A photo of Derek Fordjour's exhibit SHELTER, displaying sheets of corrugated metal that surround the displayed paintings.

Derek Fordjour: SHELTER, installation view, 2020 [courtesy of Contemporary Art Museum St. Louis; photo: Dusty Kessler]

Sounds of a simulated storm vibrated through the structure, mimicking the threat of a torrential downpour just beyond the thin metal walls. The structure’s seeming instability conjured an energy charged with potential to trigger the instinct of fight or flight.  SHELTER’s exhibition design opened an imaginative space for viewers to confront the concepts of safety and security—especially for vulnerable populations—in the face of literal and metaphorical storms, and it visualized the unstable conditions from which Black exceptionalism often emerges.

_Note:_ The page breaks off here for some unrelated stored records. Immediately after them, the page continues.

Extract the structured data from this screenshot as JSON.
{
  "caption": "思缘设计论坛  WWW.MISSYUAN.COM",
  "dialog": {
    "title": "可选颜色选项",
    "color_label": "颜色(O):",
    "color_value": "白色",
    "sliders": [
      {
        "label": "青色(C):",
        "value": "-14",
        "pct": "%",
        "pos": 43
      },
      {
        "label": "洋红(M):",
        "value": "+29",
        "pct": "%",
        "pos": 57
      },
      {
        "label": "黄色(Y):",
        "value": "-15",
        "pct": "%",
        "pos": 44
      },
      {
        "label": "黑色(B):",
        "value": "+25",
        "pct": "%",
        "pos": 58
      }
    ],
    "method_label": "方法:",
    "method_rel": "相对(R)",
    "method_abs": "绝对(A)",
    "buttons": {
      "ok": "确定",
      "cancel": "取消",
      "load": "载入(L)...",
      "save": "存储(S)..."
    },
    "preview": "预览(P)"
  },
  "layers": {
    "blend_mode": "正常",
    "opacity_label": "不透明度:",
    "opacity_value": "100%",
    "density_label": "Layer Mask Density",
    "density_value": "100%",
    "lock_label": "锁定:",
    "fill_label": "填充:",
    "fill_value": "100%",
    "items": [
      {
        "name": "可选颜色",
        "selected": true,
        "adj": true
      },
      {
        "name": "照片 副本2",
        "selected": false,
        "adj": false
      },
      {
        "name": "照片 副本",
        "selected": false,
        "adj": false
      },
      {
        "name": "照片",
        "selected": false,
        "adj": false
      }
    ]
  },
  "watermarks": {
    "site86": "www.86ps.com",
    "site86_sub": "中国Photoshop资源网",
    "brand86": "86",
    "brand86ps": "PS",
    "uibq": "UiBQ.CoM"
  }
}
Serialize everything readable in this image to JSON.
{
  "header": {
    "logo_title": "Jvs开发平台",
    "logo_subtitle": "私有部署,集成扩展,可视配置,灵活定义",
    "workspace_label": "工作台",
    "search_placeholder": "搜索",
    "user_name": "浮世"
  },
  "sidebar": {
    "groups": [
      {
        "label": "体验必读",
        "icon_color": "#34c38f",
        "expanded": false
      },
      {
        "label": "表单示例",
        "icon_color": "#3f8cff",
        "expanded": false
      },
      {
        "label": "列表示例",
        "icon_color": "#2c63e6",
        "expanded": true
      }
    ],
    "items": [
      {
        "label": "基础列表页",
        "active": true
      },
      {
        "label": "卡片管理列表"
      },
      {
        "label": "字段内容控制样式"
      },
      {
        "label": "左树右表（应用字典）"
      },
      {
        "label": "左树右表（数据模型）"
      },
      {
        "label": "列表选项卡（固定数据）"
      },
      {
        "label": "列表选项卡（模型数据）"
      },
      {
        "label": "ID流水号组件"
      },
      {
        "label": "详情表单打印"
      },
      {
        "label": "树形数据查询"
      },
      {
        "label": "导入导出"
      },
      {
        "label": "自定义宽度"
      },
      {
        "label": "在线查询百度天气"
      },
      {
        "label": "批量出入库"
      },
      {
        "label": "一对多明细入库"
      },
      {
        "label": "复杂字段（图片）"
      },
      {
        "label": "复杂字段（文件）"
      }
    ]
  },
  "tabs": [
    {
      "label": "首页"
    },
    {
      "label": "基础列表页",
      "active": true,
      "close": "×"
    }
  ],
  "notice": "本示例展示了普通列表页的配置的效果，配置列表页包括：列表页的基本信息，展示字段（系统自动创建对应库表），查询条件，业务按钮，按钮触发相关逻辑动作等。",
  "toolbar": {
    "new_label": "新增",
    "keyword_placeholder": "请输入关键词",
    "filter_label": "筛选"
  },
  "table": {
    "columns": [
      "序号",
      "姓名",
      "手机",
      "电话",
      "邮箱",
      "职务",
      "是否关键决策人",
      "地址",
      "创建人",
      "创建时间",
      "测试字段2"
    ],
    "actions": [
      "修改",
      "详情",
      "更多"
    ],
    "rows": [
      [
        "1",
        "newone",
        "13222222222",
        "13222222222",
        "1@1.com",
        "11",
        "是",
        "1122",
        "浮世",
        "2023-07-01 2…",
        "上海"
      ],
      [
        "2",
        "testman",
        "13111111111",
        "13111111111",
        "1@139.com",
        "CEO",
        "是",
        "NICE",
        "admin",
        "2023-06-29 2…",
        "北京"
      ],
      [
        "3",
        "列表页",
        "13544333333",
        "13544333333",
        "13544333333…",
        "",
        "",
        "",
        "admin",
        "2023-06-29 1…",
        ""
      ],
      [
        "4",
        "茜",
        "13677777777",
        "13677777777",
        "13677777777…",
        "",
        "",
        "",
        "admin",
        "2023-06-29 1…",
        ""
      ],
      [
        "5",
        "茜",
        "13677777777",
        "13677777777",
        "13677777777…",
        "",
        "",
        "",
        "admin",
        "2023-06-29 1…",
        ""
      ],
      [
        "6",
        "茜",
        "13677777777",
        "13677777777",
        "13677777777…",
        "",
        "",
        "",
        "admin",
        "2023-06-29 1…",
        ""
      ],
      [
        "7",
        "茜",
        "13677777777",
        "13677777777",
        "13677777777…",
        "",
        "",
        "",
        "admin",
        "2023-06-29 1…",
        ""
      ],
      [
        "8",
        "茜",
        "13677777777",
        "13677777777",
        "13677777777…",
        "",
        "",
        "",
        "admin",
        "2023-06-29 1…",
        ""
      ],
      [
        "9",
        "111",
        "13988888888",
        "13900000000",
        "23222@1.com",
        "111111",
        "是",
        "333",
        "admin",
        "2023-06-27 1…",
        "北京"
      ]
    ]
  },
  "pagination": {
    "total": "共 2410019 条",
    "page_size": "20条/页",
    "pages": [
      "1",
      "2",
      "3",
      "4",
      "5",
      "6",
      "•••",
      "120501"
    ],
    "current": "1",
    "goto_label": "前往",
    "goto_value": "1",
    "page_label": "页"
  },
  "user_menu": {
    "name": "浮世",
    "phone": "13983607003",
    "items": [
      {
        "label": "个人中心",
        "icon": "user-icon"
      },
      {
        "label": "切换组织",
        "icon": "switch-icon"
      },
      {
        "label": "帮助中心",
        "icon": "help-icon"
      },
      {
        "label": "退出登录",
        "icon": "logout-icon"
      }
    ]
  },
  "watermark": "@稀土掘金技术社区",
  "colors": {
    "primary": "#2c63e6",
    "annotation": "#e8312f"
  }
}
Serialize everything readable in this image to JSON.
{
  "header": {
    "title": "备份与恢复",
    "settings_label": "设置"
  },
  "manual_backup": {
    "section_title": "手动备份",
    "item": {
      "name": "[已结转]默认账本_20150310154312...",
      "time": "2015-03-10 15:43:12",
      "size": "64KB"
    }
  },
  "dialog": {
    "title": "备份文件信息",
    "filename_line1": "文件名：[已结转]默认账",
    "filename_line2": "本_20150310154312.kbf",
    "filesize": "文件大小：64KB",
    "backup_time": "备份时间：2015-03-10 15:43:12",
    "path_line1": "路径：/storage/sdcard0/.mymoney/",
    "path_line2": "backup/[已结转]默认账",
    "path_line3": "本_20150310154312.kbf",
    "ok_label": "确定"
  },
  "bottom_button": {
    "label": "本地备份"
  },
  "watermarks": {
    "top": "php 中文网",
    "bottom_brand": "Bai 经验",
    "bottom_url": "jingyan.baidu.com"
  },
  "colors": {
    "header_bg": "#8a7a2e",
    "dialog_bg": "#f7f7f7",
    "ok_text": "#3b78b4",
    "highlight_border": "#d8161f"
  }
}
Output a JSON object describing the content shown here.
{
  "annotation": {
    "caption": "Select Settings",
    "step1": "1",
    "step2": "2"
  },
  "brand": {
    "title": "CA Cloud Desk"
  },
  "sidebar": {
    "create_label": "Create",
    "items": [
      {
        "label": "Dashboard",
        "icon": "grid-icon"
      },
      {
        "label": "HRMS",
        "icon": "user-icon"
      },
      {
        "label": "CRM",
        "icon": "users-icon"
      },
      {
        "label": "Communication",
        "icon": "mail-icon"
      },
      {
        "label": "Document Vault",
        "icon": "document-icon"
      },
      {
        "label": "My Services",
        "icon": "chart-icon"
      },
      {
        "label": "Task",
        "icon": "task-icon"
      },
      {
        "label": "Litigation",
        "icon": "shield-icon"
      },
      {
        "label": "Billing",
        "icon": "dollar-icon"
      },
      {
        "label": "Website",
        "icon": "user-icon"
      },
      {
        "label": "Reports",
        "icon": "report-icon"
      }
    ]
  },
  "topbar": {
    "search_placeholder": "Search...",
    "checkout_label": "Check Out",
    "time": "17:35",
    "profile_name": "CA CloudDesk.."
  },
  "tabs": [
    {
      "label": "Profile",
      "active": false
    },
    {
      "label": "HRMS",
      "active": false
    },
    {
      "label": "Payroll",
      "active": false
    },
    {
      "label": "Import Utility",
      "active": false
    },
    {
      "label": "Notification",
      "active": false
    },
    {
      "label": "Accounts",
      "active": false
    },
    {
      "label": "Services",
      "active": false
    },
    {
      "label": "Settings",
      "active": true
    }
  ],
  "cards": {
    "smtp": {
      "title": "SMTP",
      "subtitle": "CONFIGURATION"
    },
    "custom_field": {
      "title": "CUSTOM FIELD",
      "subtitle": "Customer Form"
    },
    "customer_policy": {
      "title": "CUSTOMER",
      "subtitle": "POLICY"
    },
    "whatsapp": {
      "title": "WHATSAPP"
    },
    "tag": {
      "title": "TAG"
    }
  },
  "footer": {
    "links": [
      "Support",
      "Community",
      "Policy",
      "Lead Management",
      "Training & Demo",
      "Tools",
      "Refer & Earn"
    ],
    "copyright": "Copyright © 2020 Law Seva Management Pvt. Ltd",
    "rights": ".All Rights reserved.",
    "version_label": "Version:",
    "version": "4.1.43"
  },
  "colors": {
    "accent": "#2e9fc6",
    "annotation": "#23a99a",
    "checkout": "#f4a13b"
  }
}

Within SHELTER, Fordjour’s paintings show vibrant and celebratory imagery of Black people in costume, posed and smiling, or caught in the action of athletic performance. Five Down Wide (2019) is a large-scale painting that depicts a line of majorettes performing splits. The faces of the individual women are slightly abstracted by Fordjour’s multimedia compositional style, making the details of their facial expressions difficult to see. The focus of the painting becomes the uniformity of their postures, the bright color of their sequined costumes, and the high extension of their white-gloved hands. Fordjour’s depictions present aspects of Blackness that to non-Black people are most visible, most pleasurable, and most commodifiable.

A painting of five nearly identical athletes doing splits. They are wearing skin-tight purple clothing, white gloves and white shoes. Yellow specks dot the canvas, which is a combination of blues, greens, pinks and purples.

Derek Fordjour, “Five Down Wide,” 2019, acrylic, charcoal, oil pastel and foil on newspaper mounted on canvas, framed, 40 x 100 inches [courtesy Night Gallery, Los Angeles]

Jovial expressions of culture, exertion of physical labor, and the spectacle of Black achievement despite adversity form the public façade that often renders other realities of Black life invisible. The uniformity of the smiles on the women’s faces is obscured so that they must be then inferred or assumed by the viewer. Their talent, an assumed result of practice and athleticism, is laid bare for the viewer’s external validation. The violence lies not in physical wounds to the body but in psychological wounds inflicted when one must perform to survive. This façade serves as a cage for the most visible, reducing the vibrant interiority of people to their singular achievements, how well they entertain, and the spectacle of their bodies. Reflexively, the exceptional achievements of one can be weaponized against the vulnerable many for their inability to achieve success.

Fordjour’s installation invited viewers inside a multisensory interior space that gave them a new way of approaching his work. The juxtaposition of the tarpaulin, dirt, and rusted metal sheets in the installation teased out the rich materiality of the sculpture and paintings in ways the white cube could not. Found materials sourced from local streets push back against the hierarchy of art materials to reveal the beauty of newspaper, foil, and cardboard. The corrugated walls of SHELTER and the sheen of blue tarp reflected in the canvases’ surfaces. However beautiful and awe-inspiring these depictions of Black people may be, they abide by the adage of making something out of nothing—which, again, reflects the conditions from which Black exceptionalism often springs. A line of Black majorettes doing splits or a Black man posing in a formal school uniform is more clearly seen as posturing, uncomfortable, and performative, thereby laying bare the acute awareness Black people—including Fordjour—have of their own consumption by the gazes of others.

TK Smith is a writer, critic, and curator based in Philadelphia. For ART PAPERS Spring 2020, he contributed an impassioned and deeply personal take on the problematics and potentials for representation of the Black people in Toward a Monumental Black Body. He is currently a Tina Dunkley Curatorial Fellow in American Art at the Clark Atlanta University Art Museum. In Fall 2020, he will begin a PhD program in the American Civilization Program at the University of Delaware.